 balance equations are the same except we use ɸ^{L}(r_{H}) and ɸ^{L}(r_{G})

Advantages of using Table L over NCCI approach
 it is mathematically accurate in correcting for the overlap
 there is no need for a separate per occurrence charge
 is built on state data rather than countrywide so more accurate in California

Disadvantages of Table L over NCCI approach
 it can't be used for alternate loss limits since charge by limit is built in
 it would require a very large number of tables countrywide
 it needs regular updates for inflation, incremental charges and aggregate loss distribution
 using countrywide data may be more credible than using statewide data

Why low impact in replacing death claims with average
 < 6% of total $ comes from death claims
 most death losses are close to the average

Expected Loss Groups Tables (4B)
 ELG = risk size group baed on Adjusted Expected Losses
 AEL = E[A] * State Hazard Group Differential * (1 + 0.8k)/(1  k)
 (1 + 0.8k)/(1  k) = loss group adjustment factor
 the last portion is to approximate a Limited Loss Table M; if we have to use this factor, than we'll use the Limited Loss Table M balance equations for the Table M search
 NCCI updates these tables for inflation, so they don't need to update the Table M curve

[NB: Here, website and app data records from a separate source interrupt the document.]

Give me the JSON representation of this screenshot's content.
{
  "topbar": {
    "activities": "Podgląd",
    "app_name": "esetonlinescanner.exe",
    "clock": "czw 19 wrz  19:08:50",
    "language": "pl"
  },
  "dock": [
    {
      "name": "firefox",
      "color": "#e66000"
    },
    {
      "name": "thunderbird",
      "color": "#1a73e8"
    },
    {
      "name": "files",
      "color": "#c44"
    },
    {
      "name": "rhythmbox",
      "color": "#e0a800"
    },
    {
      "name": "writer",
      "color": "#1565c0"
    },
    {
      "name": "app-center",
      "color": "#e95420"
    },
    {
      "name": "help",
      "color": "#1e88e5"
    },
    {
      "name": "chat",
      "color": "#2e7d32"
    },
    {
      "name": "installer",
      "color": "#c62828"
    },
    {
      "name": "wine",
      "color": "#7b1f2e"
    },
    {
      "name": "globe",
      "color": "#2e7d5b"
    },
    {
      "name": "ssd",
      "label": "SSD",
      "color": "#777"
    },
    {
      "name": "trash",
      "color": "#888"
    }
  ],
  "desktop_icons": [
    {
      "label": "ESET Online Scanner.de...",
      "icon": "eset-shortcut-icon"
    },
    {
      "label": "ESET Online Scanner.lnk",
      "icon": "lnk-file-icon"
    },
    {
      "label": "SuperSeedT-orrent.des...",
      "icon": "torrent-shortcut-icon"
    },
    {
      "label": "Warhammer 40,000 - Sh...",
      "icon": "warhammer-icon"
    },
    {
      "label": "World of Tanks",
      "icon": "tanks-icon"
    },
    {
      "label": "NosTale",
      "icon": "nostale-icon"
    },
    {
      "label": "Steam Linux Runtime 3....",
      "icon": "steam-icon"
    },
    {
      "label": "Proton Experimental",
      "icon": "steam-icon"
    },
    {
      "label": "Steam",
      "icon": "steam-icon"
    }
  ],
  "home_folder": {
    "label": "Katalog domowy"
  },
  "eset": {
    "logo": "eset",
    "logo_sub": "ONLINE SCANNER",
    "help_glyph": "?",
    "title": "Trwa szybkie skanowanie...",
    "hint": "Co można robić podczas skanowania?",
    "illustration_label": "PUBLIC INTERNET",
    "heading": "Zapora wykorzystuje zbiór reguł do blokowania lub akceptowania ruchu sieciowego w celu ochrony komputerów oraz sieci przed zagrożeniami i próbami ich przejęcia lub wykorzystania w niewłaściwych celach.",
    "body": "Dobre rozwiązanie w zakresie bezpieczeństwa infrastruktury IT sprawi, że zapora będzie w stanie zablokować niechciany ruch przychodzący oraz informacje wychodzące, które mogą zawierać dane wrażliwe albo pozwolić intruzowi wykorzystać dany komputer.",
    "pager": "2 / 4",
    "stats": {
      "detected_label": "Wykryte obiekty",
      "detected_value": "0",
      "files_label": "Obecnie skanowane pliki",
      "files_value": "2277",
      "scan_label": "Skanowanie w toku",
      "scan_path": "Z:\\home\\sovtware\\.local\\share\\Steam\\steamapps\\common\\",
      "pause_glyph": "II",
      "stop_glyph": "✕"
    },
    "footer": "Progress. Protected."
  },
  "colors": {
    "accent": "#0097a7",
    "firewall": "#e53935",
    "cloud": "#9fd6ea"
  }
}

Expense Ratio Tables (4D)
 Type A tables used for stock companies, Type B for nonstock
 table shows the e expense ratio as well as ELR, premium discount range, T

Alaska Special Rating Values
 Alaska has specially derived values
 Hazard Groups Differentials are used in the formula to obtain Expected Losses
 Alaska is a loss cost state, so ELPPFs are shown instead of ELFs